* Required work: Please write out all the entries exactly, without the pictures.

(Data records for software interfaces)
========
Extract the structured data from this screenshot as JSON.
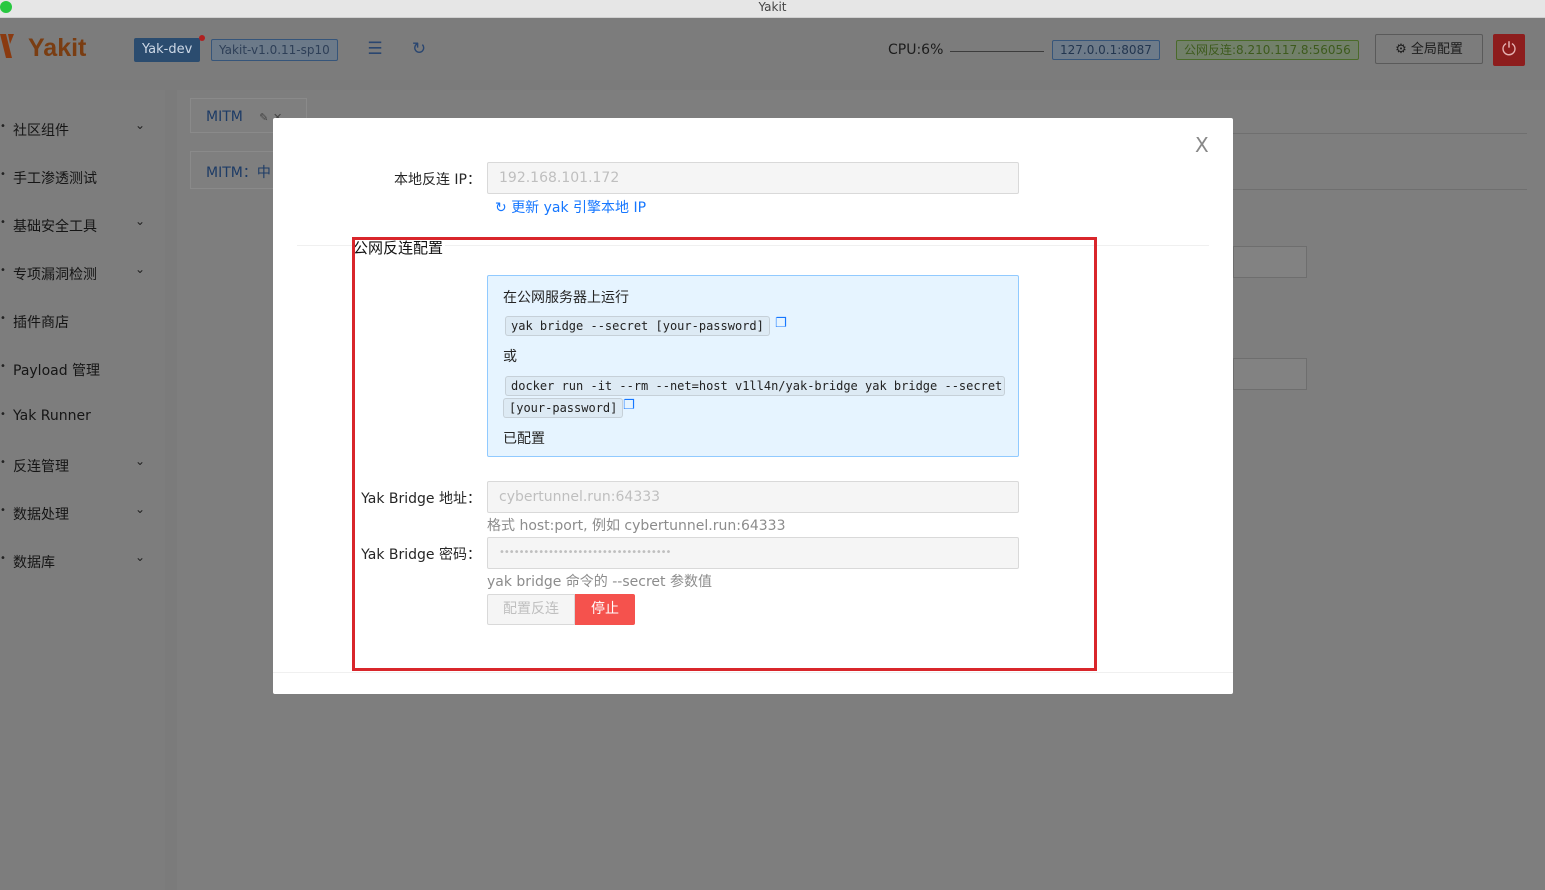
{
  "window": {
    "title": "Yakit"
  },
  "header": {
    "logo": "Yakit",
    "engine_tag": "Yak-dev",
    "version_tag": "Yakit-v1.0.11-sp10",
    "cpu": "CPU:6%",
    "local_addr": "127.0.0.1:8087",
    "public_reverse": "公网反连:8.210.117.8:56056",
    "global_config": "全局配置",
    "icons": [
      "menu-fold-icon",
      "reload-icon",
      "gear-icon",
      "power-icon"
    ]
  },
  "sidebar": {
    "items": [
      {
        "label": "社区组件",
        "expandable": true
      },
      {
        "label": "手工渗透测试",
        "expandable": false
      },
      {
        "label": "基础安全工具",
        "expandable": true
      },
      {
        "label": "专项漏洞检测",
        "expandable": true
      },
      {
        "label": "插件商店",
        "expandable": false
      },
      {
        "label": "Payload 管理",
        "expandable": false
      },
      {
        "label": "Yak Runner",
        "expandable": false
      },
      {
        "label": "反连管理",
        "expandable": true
      },
      {
        "label": "数据处理",
        "expandable": true
      },
      {
        "label": "数据库",
        "expandable": true
      }
    ]
  },
  "tabs": {
    "main_tab": "MITM",
    "sub_tab": "MITM：中"
  },
  "modal": {
    "local_ip_label": "本地反连 IP：",
    "local_ip_value": "192.168.101.172",
    "refresh_link": "更新 yak 引擎本地 IP",
    "section_title": "公网反连配置",
    "info": {
      "title": "在公网服务器上运行",
      "cmd1": "yak bridge --secret [your-password]",
      "or": "或",
      "cmd2_line1": "docker run -it --rm --net=host v1ll4n/yak-bridge yak bridge --secret",
      "cmd2_line2": "[your-password]",
      "status": "已配置"
    },
    "bridge_addr_label": "Yak Bridge 地址：",
    "bridge_addr_value": "cybertunnel.run:64333",
    "bridge_addr_help": "格式 host:port, 例如 cybertunnel.run:64333",
    "bridge_pwd_label": "Yak Bridge 密码：",
    "bridge_pwd_value": "•••••••••••••••••••••••••••••••••••",
    "bridge_pwd_help": "yak bridge 命令的 --secret 参数值",
    "configure_button": "配置反连",
    "stop_button": "停止",
    "close": "X"
  },
  "colors": {
    "highlight_box": "#d9262b",
    "primary": "#1677ff",
    "danger": "#f5524d"
  }
}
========
* Expected output:
Extract the structured data from this screenshot as JSON.
{
  "window": {
    "title": "Yakit"
  },
  "header": {
    "logo": "Yakit",
    "engine_tag": "Yak-dev",
    "version_tag": "Yakit-v1.0.11-sp10",
    "cpu": "CPU:6%",
    "local_addr": "127.0.0.1:8087",
    "public_reverse": "公网反连:8.210.117.8:56056",
    "global_config": "全局配置",
    "icons": [
      "menu-fold-icon",
      "reload-icon",
      "gear-icon",
      "power-icon"
    ]
  },
  "sidebar": {
    "items": [
      {
        "label": "社区组件",
        "expandable": true
      },
      {
        "label": "手工渗透测试",
        "expandable": false
      },
      {
        "label": "基础安全工具",
        "expandable": true
      },
      {
        "label": "专项漏洞检测",
        "expandable": true
      },
      {
        "label": "插件商店",
        "expandable": false
      },
      {
        "label": "Payload 管理",
        "expandable": false
      },
      {
        "label": "Yak Runner",
        "expandable": false
      },
      {
        "label": "反连管理",
        "expandable": true
      },
      {
        "label": "数据处理",
        "expandable": true
      },
      {
        "label": "数据库",
        "expandable": true
      }
    ]
  },
  "tabs": {
    "main_tab": "MITM",
    "sub_tab": "MITM：中"
  },
  "modal": {
    "local_ip_label": "本地反连 IP：",
    "local_ip_value": "192.168.101.172",
    "refresh_link": "更新 yak 引擎本地 IP",
    "section_title": "公网反连配置",
    "info": {
      "title": "在公网服务器上运行",
      "cmd1": "yak bridge --secret [your-password]",
      "or": "或",
      "cmd2_line1": "docker run -it --rm --net=host v1ll4n/yak-bridge yak bridge --secret",
      "cmd2_line2": "[your-password]",
      "status": "已配置"
    },
    "bridge_addr_label": "Yak Bridge 地址：",
    "bridge_addr_value": "cybertunnel.run:64333",
    "bridge_addr_help": "格式 host:port, 例如 cybertunnel.run:64333",
    "bridge_pwd_label": "Yak Bridge 密码：",
    "bridge_pwd_value": "•••••••••••••••••••••••••••••••••••",
    "bridge_pwd_help": "yak bridge 命令的 --secret 参数值",
    "configure_button": "配置反连",
    "stop_button": "停止",
    "close": "X"
  },
  "colors": {
    "highlight_box": "#d9262b",
    "primary": "#1677ff",
    "danger": "#f5524d"
  }
}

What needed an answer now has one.